Do you *need* to ever go in Annuminas when there are level 60 armour sets available? No, absolutely not. But we're talking about Explorers as compared to Achievers who just want to go everywhere and do everything, aren't we?

The game world is huge and there is so much to do everywhere you go. You still have enough time to get your Inn League rep up and collect one of the special house trophies. Go learn how to dance. Put together a machinima or storyboard showing you doing something in game, roleplay for a couple minutes. Learn how to play the different musical instruments and write your own songs. There's such an incredible wealth of things to do in the game and DN is simply one instance. One instance out of many.

DN is less than 1/10 of 1% of the game.

Yeebo said...

That's funny, I thought Turbine intended for DN to be some of the most exciting encounters in the game. It's also the only level 60 12 man multi-boss raid in the game. That does count as "significant" content to me, regardless of what proportion of the overall content it represents.

Anonymous said...

Any high level extremly challenging content will, by its very nature, be exciting. You're running on the edge, forced to balance perfectly as even a single mistep will pull you down to your doom. It's also unfamiliar and the grass is always greener on the other side of the fence. That it's exciting in no way means that it was designed to be played by the vast majority who play the game. ;)

So it's the only level 60 12-man raid in the game. It's still just a pittance compared to all the other content in the game. :)

Any "rewards" have to be at least sort of functional or, to the vast throngs, they won't really be rewards. How many people do you know that are excited that they finally hit Ally with the Mathom Society and can now wield the coveted Heavy Cast Iron Frying Pan? Sure, I'm excited about that, but then I generally find that I'm sort of the exception in these cases.

The Watcher and DN (especially) seem to be exactly what the thread postulated -- high level extremely challenging content that really don't offer great rewards when compared to what you can get elsewhere.

For instance, did you know that you can craft level 48 armour that is actually *better* than Rift armour? All part of Turbine smoothing out the level/crafting curve. With the new Galadhrim crfating gear (continuing the trend), you'll be just fine facing any other obstacle in the game. But, for those that really want to spend the time and energy, they can go grind grind grind and go do the extremely challenging instances and get something really cool that they can be justifiably proud to show off... instead of a Heavy Cast Iron Frying Pan. Honestly, how many people spend their time and energy going after that? Other than me, that is.

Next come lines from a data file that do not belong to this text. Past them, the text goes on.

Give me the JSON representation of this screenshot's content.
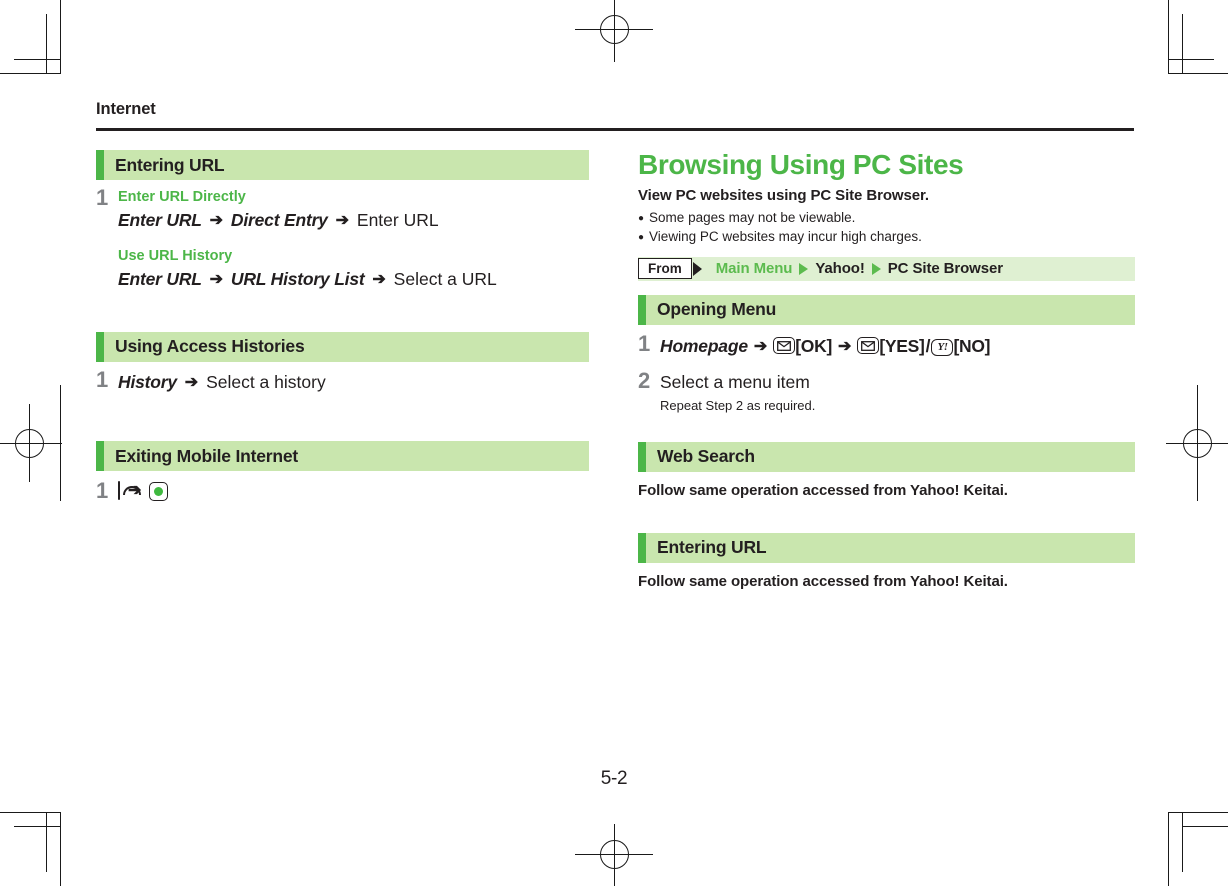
{
  "page": {
    "running_head": "Internet",
    "page_number": "5-2"
  },
  "left_column": {
    "sections": [
      {
        "title": "Entering URL",
        "steps": [
          {
            "number": "1",
            "groups": [
              {
                "label": "Enter URL Directly",
                "menu_items": [
                  "Enter URL",
                  "Direct Entry"
                ],
                "final": "Enter URL"
              },
              {
                "label": "Use URL History",
                "menu_items": [
                  "Enter URL",
                  "URL History List"
                ],
                "final": "Select a URL"
              }
            ]
          }
        ]
      },
      {
        "title": "Using Access Histories",
        "steps": [
          {
            "number": "1",
            "menu_items": [
              "History"
            ],
            "final": "Select a history"
          }
        ]
      },
      {
        "title": "Exiting Mobile Internet",
        "steps": [
          {
            "number": "1",
            "keys": [
              "end-call-key",
              "center-key"
            ]
          }
        ]
      }
    ]
  },
  "right_column": {
    "chapter_title": "Browsing Using PC Sites",
    "lead": "View PC websites using PC Site Browser.",
    "bullets": [
      "Some pages may not be viewable.",
      "Viewing PC websites may incur high charges."
    ],
    "from_strip": {
      "chip_label": "From",
      "path": [
        {
          "text": "Main Menu",
          "style": "green"
        },
        {
          "text": "Yahoo!",
          "style": "dark"
        },
        {
          "text": "PC Site Browser",
          "style": "dark"
        }
      ]
    },
    "sections": [
      {
        "title": "Opening Menu",
        "steps": [
          {
            "number": "1",
            "menu_item": "Homepage",
            "key_ok_label": "[OK]",
            "key_yes_label": "[YES]",
            "key_no_label": "[NO]",
            "separator": "/"
          },
          {
            "number": "2",
            "text": "Select a menu item",
            "note": "Repeat Step 2 as required."
          }
        ]
      },
      {
        "title": "Web Search",
        "body": "Follow same operation accessed from Yahoo! Keitai."
      },
      {
        "title": "Entering URL",
        "body": "Follow same operation accessed from Yahoo! Keitai."
      }
    ]
  },
  "symbols": {
    "arrow": "➔",
    "bullet_dot": "●"
  },
  "colors": {
    "accent_green": "#4cb648",
    "section_bg": "#c9e6ae",
    "from_strip_bg": "#dff0d2",
    "text": "#231f20",
    "step_number": "#808285"
  }
}
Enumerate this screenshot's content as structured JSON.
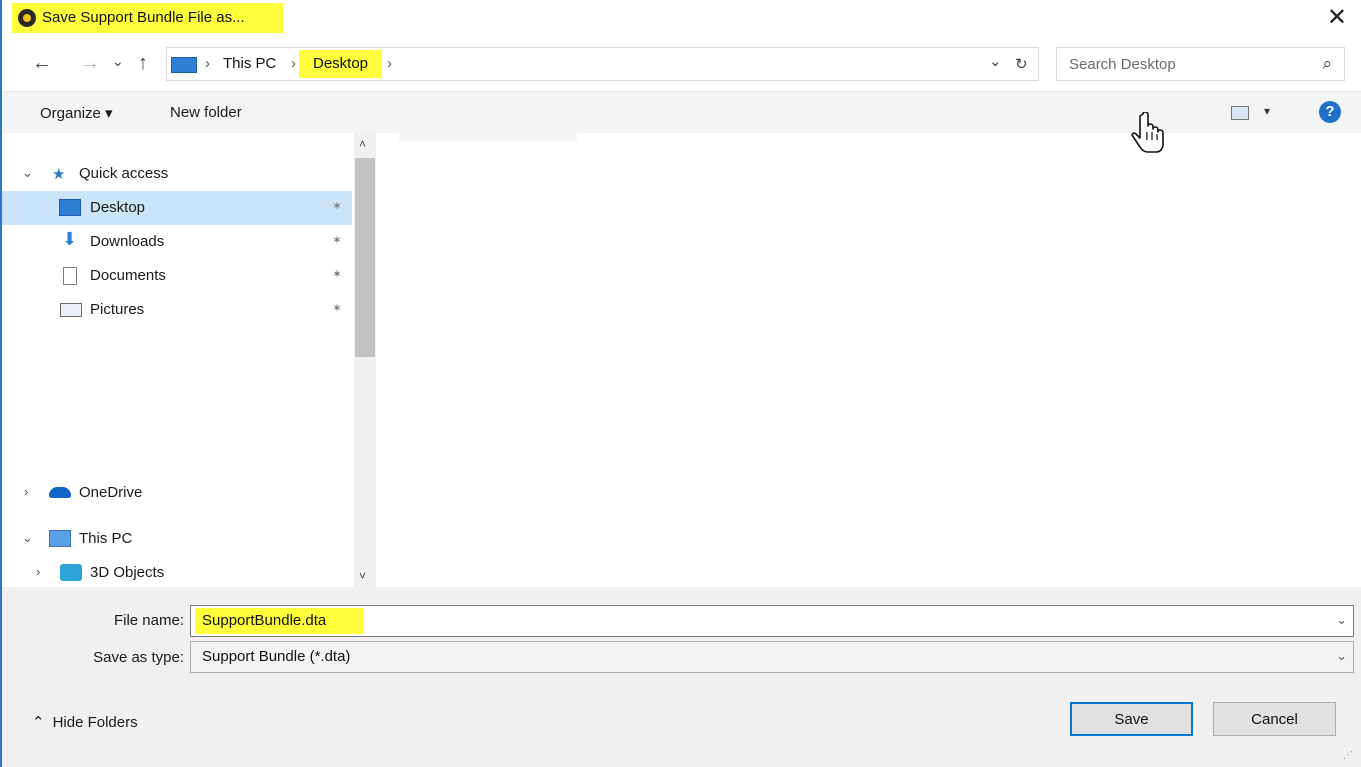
{
  "window": {
    "title": "Save Support Bundle File as...",
    "close_glyph": "✕"
  },
  "nav": {
    "back_glyph": "←",
    "forward_glyph": "→",
    "recent_glyph": "⌄",
    "up_glyph": "↑",
    "breadcrumb": [
      "This PC",
      "Desktop"
    ],
    "sep_glyph": "›",
    "dropdown_glyph": "⌄",
    "refresh_glyph": "↻"
  },
  "search": {
    "placeholder": "Search Desktop",
    "icon_glyph": "⌕"
  },
  "toolbar": {
    "organize_label": "Organize ▾",
    "new_folder_label": "New folder",
    "view_arrow_glyph": "▾",
    "help_glyph": "?"
  },
  "tree": {
    "quick_access": "Quick access",
    "items": [
      {
        "label": "Desktop",
        "icon": "desktop-icon",
        "pinned": true,
        "selected": true
      },
      {
        "label": "Downloads",
        "icon": "download-icon",
        "pinned": true
      },
      {
        "label": "Documents",
        "icon": "documents-icon",
        "pinned": true
      },
      {
        "label": "Pictures",
        "icon": "pictures-icon",
        "pinned": true
      }
    ],
    "onedrive": "OneDrive",
    "this_pc": "This PC",
    "objects_3d": "3D Objects",
    "expanded_glyph": "⌄",
    "collapsed_glyph": "›",
    "pin_glyph": "📌"
  },
  "scroll": {
    "up_glyph": "˄",
    "down_glyph": "˅"
  },
  "form": {
    "file_name_label": "File name:",
    "file_name_value": "SupportBundle.dta",
    "save_type_label": "Save as type:",
    "save_type_value": "Support Bundle (*.dta)",
    "arrow_glyph": "⌄"
  },
  "footer": {
    "hide_folders": "Hide Folders",
    "hide_glyph": "⌃",
    "save_label": "Save",
    "cancel_label": "Cancel"
  },
  "colors": {
    "highlight": "#ffff3c",
    "selection": "#cce4f7",
    "accent": "#0078d7"
  }
}
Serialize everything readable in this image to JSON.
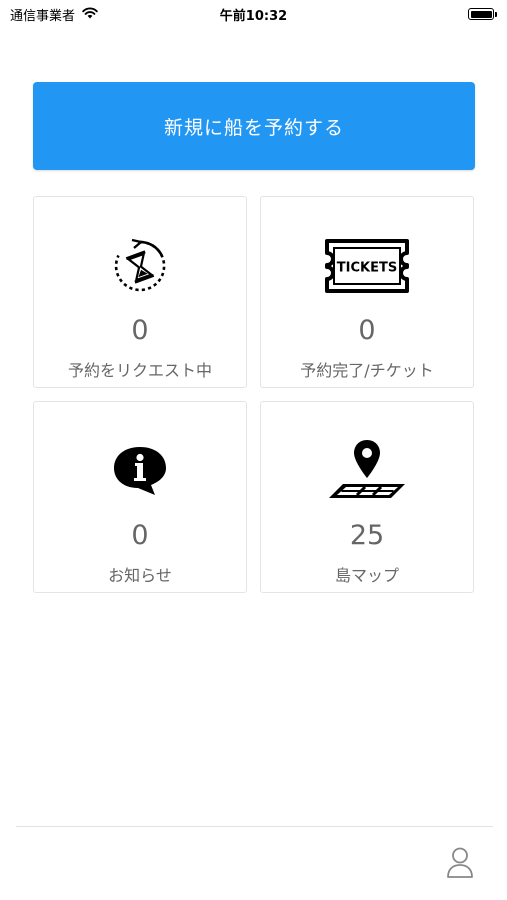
{
  "status_bar": {
    "carrier": "通信事業者",
    "time": "午前10:32",
    "icons": {
      "wifi": "wifi-icon",
      "battery": "battery-icon"
    }
  },
  "reserve_button": {
    "label": "新規に船を予約する",
    "color": "#2196f3"
  },
  "cards": {
    "request": {
      "count": "0",
      "label": "予約をリクエスト中",
      "icon": "hourglass-icon"
    },
    "tickets": {
      "count": "0",
      "label": "予約完了/チケット",
      "icon": "tickets-icon",
      "icon_text": "TICKETS"
    },
    "notices": {
      "count": "0",
      "label": "お知らせ",
      "icon": "info-bubble-icon"
    },
    "map": {
      "count": "25",
      "label": "島マップ",
      "icon": "map-pin-icon"
    }
  },
  "tab_bar": {
    "profile_icon": "person-icon"
  }
}
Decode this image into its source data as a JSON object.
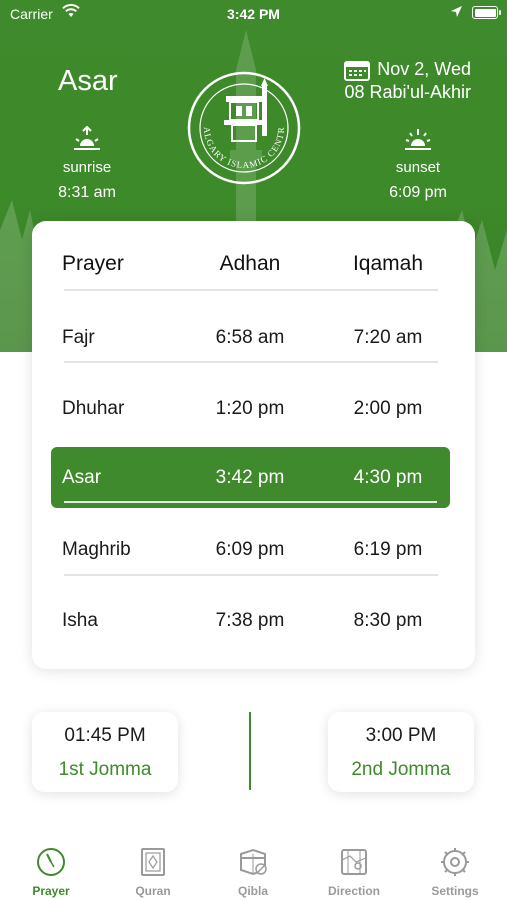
{
  "status_bar": {
    "carrier": "Carrier",
    "time": "3:42 PM"
  },
  "header": {
    "current_prayer": "Asar",
    "logo_text": "CALGARY ISLAMIC CENTRE",
    "date_gregorian": "Nov 2, Wed",
    "date_hijri": "08 Rabi'ul-Akhir",
    "sunrise_label": "sunrise",
    "sunrise_time": "8:31 am",
    "sunset_label": "sunset",
    "sunset_time": "6:09 pm"
  },
  "table": {
    "headers": [
      "Prayer",
      "Adhan",
      "Iqamah"
    ],
    "rows": [
      {
        "prayer": "Fajr",
        "adhan": "6:58 am",
        "iqamah": "7:20 am"
      },
      {
        "prayer": "Dhuhar",
        "adhan": "1:20 pm",
        "iqamah": "2:00 pm"
      },
      {
        "prayer": "Asar",
        "adhan": "3:42 pm",
        "iqamah": "4:30 pm"
      },
      {
        "prayer": "Maghrib",
        "adhan": "6:09 pm",
        "iqamah": "6:19 pm"
      },
      {
        "prayer": "Isha",
        "adhan": "7:38 pm",
        "iqamah": "8:30 pm"
      }
    ],
    "active_row": "Asar"
  },
  "jomma": [
    {
      "time": "01:45 PM",
      "name": "1st Jomma"
    },
    {
      "time": "3:00 PM",
      "name": "2nd Jomma"
    }
  ],
  "tabs": [
    {
      "label": "Prayer",
      "icon": "clock-icon",
      "active": true
    },
    {
      "label": "Quran",
      "icon": "quran-book-icon",
      "active": false
    },
    {
      "label": "Qibla",
      "icon": "kaaba-icon",
      "active": false
    },
    {
      "label": "Direction",
      "icon": "map-icon",
      "active": false
    },
    {
      "label": "Settings",
      "icon": "gear-icon",
      "active": false
    }
  ],
  "colors": {
    "brand_green": "#3f8a2c",
    "inactive_tab": "#9a9a9a"
  }
}
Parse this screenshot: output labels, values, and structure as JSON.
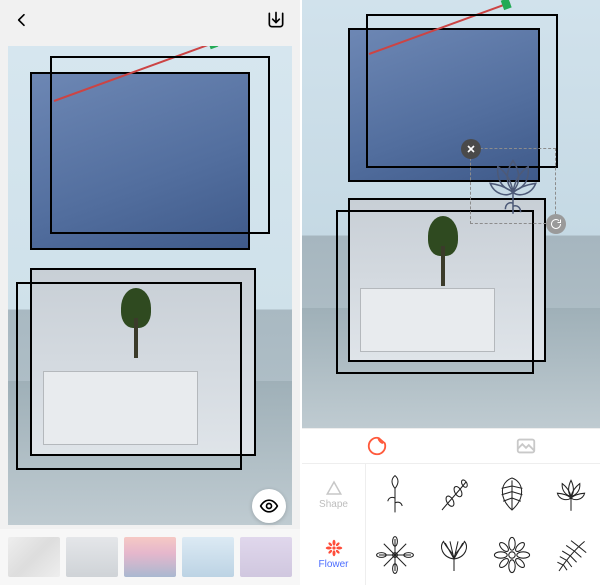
{
  "left": {
    "canvas": {
      "frames": [
        {
          "name": "frame-top",
          "content": "blue-sky-crane"
        },
        {
          "name": "frame-top-offset",
          "content": "outline-only"
        },
        {
          "name": "frame-bottom",
          "content": "building-tree"
        },
        {
          "name": "frame-bottom-offset",
          "content": "outline-only"
        }
      ]
    },
    "thumbnails": [
      {
        "name": "texture-marble"
      },
      {
        "name": "texture-plain"
      },
      {
        "name": "texture-sunset"
      },
      {
        "name": "texture-sky"
      },
      {
        "name": "texture-lilac"
      }
    ]
  },
  "right": {
    "canvas": {
      "frames": [
        {
          "name": "frame-top",
          "content": "blue-sky-crane"
        },
        {
          "name": "frame-top-offset",
          "content": "outline-only"
        },
        {
          "name": "frame-bottom",
          "content": "building-tree"
        },
        {
          "name": "frame-bottom-offset",
          "content": "outline-only"
        }
      ],
      "selected_sticker": {
        "name": "lotus-flower-sticker"
      }
    },
    "tabs": {
      "active": "sticker",
      "items": [
        {
          "name": "sticker-tab",
          "active": true
        },
        {
          "name": "image-tab",
          "active": false
        }
      ]
    },
    "categories": {
      "active": "Flower",
      "items": [
        {
          "key": "shape",
          "label": "Shape"
        },
        {
          "key": "flower",
          "label": "Flower"
        }
      ]
    },
    "stickers": [
      {
        "name": "flower-tall-stem"
      },
      {
        "name": "flower-branch"
      },
      {
        "name": "leaf-monstera"
      },
      {
        "name": "flower-lotus"
      },
      {
        "name": "leaf-radial"
      },
      {
        "name": "leaf-ginkgo-fan"
      },
      {
        "name": "flower-dahlia"
      },
      {
        "name": "leaf-palm"
      }
    ]
  },
  "colors": {
    "accent": "#ff5a3c",
    "selected_category": "#4c6dff"
  }
}
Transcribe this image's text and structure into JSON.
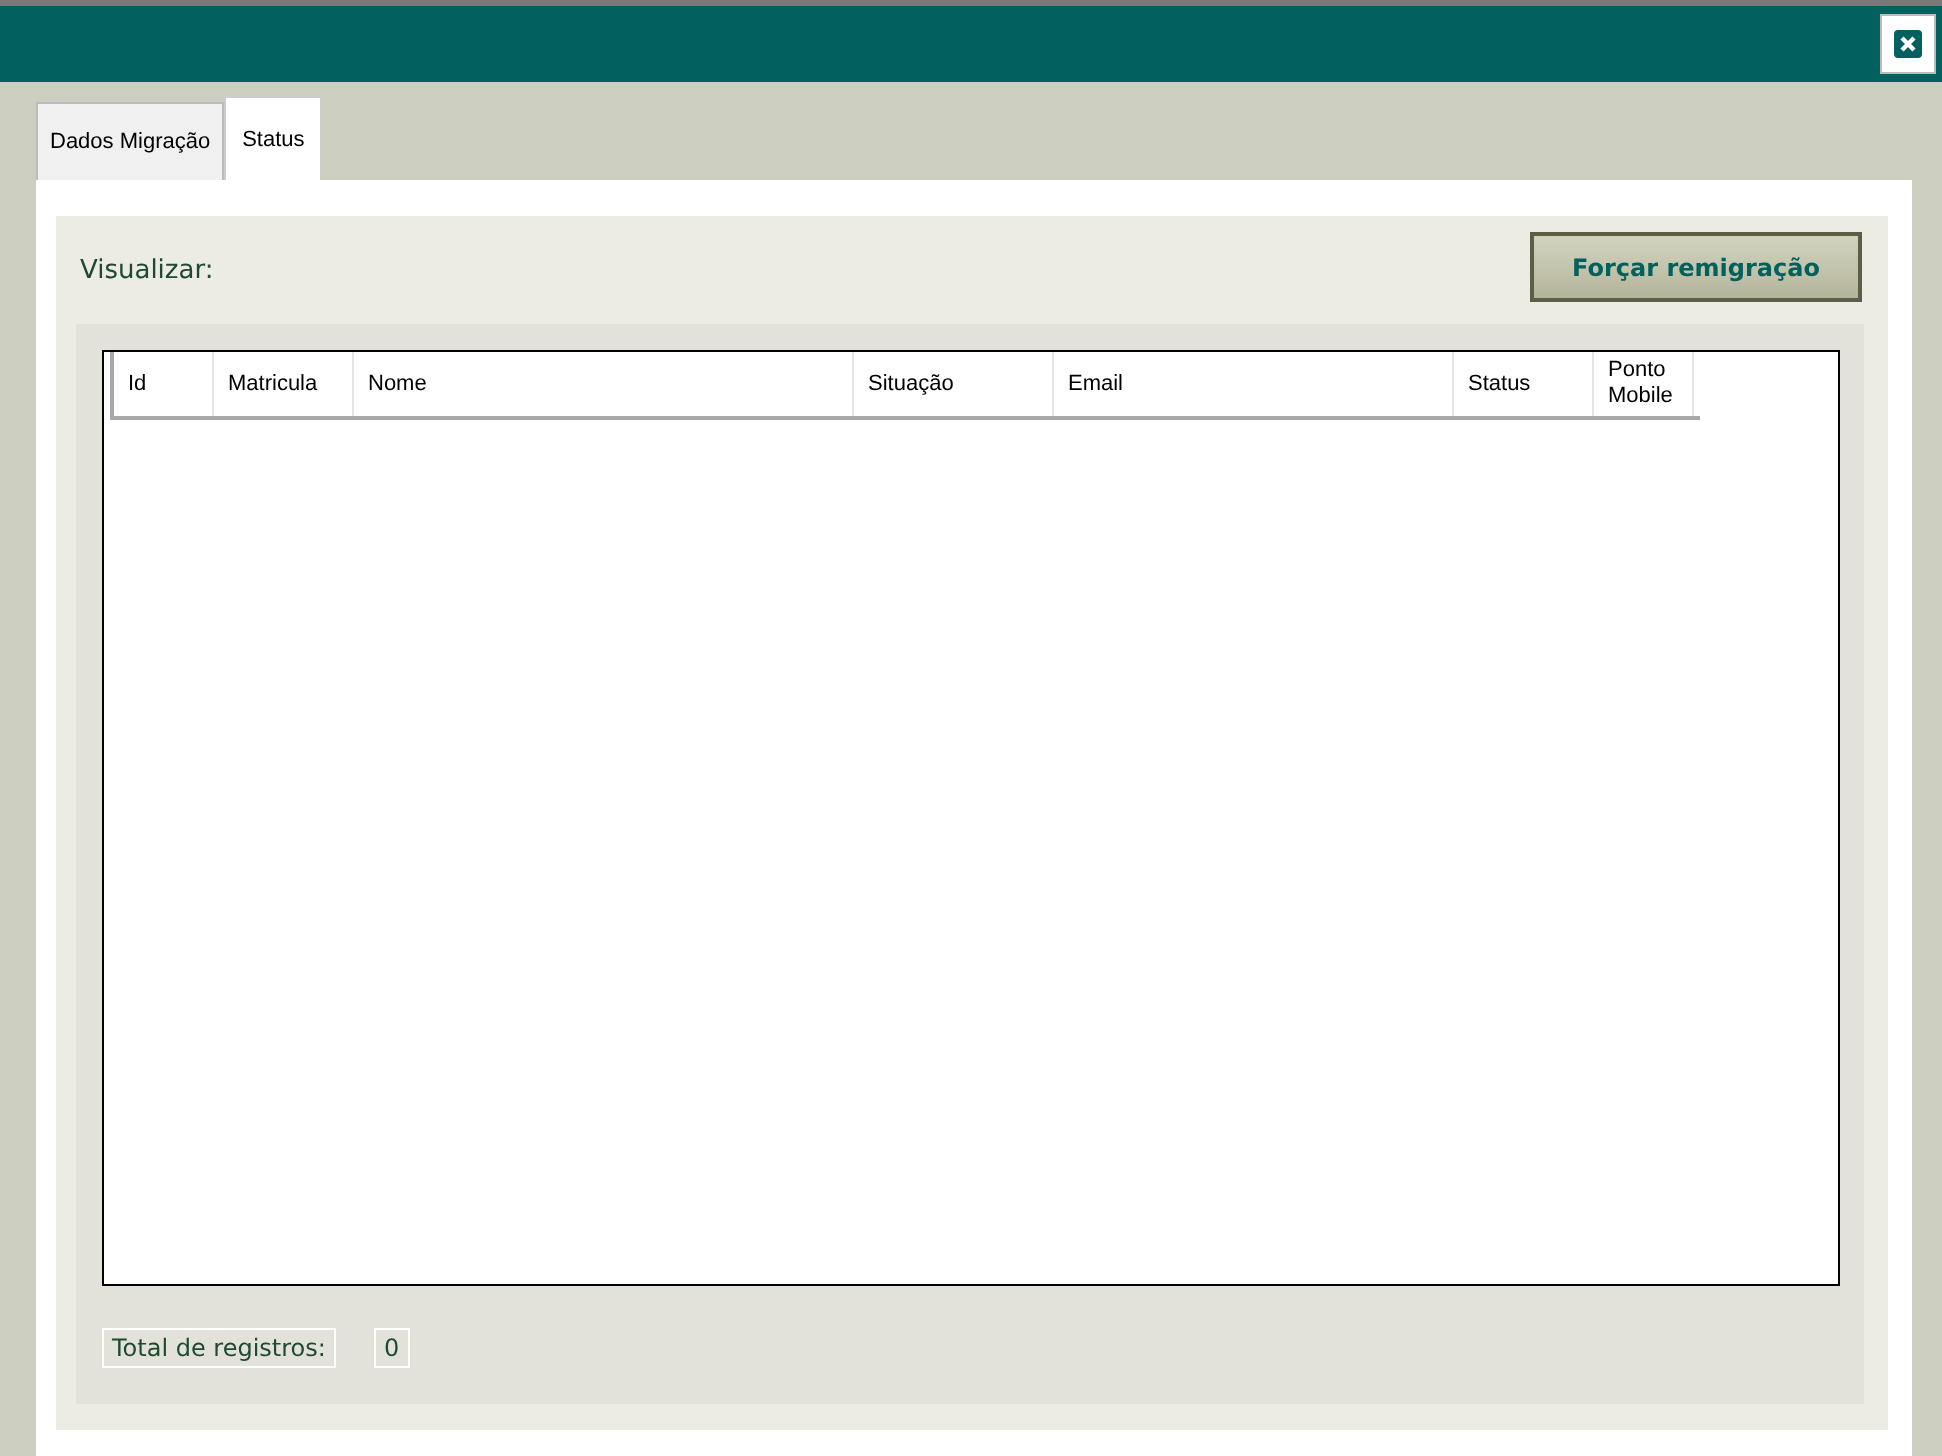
{
  "tabs": [
    {
      "label": "Dados Migração",
      "selected": false
    },
    {
      "label": "Status",
      "selected": true
    }
  ],
  "view_label": "Visualizar:",
  "action_button": "Forçar remigração",
  "table": {
    "columns": [
      "Id",
      "Matricula",
      "Nome",
      "Situação",
      "Email",
      "Status",
      "Ponto Mobile"
    ]
  },
  "total": {
    "label": "Total de registros:",
    "value": "0"
  }
}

(Honestly, the first "boss" in DN, you build up aggro on one twin by attacking/taunting the other and you have to keep them apart and you have to kill one quickly after the other one is dead or its corruptions keep piling up but, and, but, and... it's literally an order of magnitude harder than the rest of the game, just like the original post here postulated. And that's just the first boss in DN. And the next time the level cap is raised, most of DN will be obsolete, just like Helegrod now.) :)

Kairos said...

Mind you, "significance" in this context should not be considered as a fixed percentage of the total activity available in the game, because your perception of it changes according to your level and experience. To a l.15 player, DN barely registers as a distant blip on the map. But to an experienced l.60 player, who has completed pretty much everything else already, DN may represent as much as 100% of currently significant content.

BTW, I gather that Galadhrim-made Heavy Cast Iron Skillet, coming with Book 9, is going to be an awesomely powerful weapon...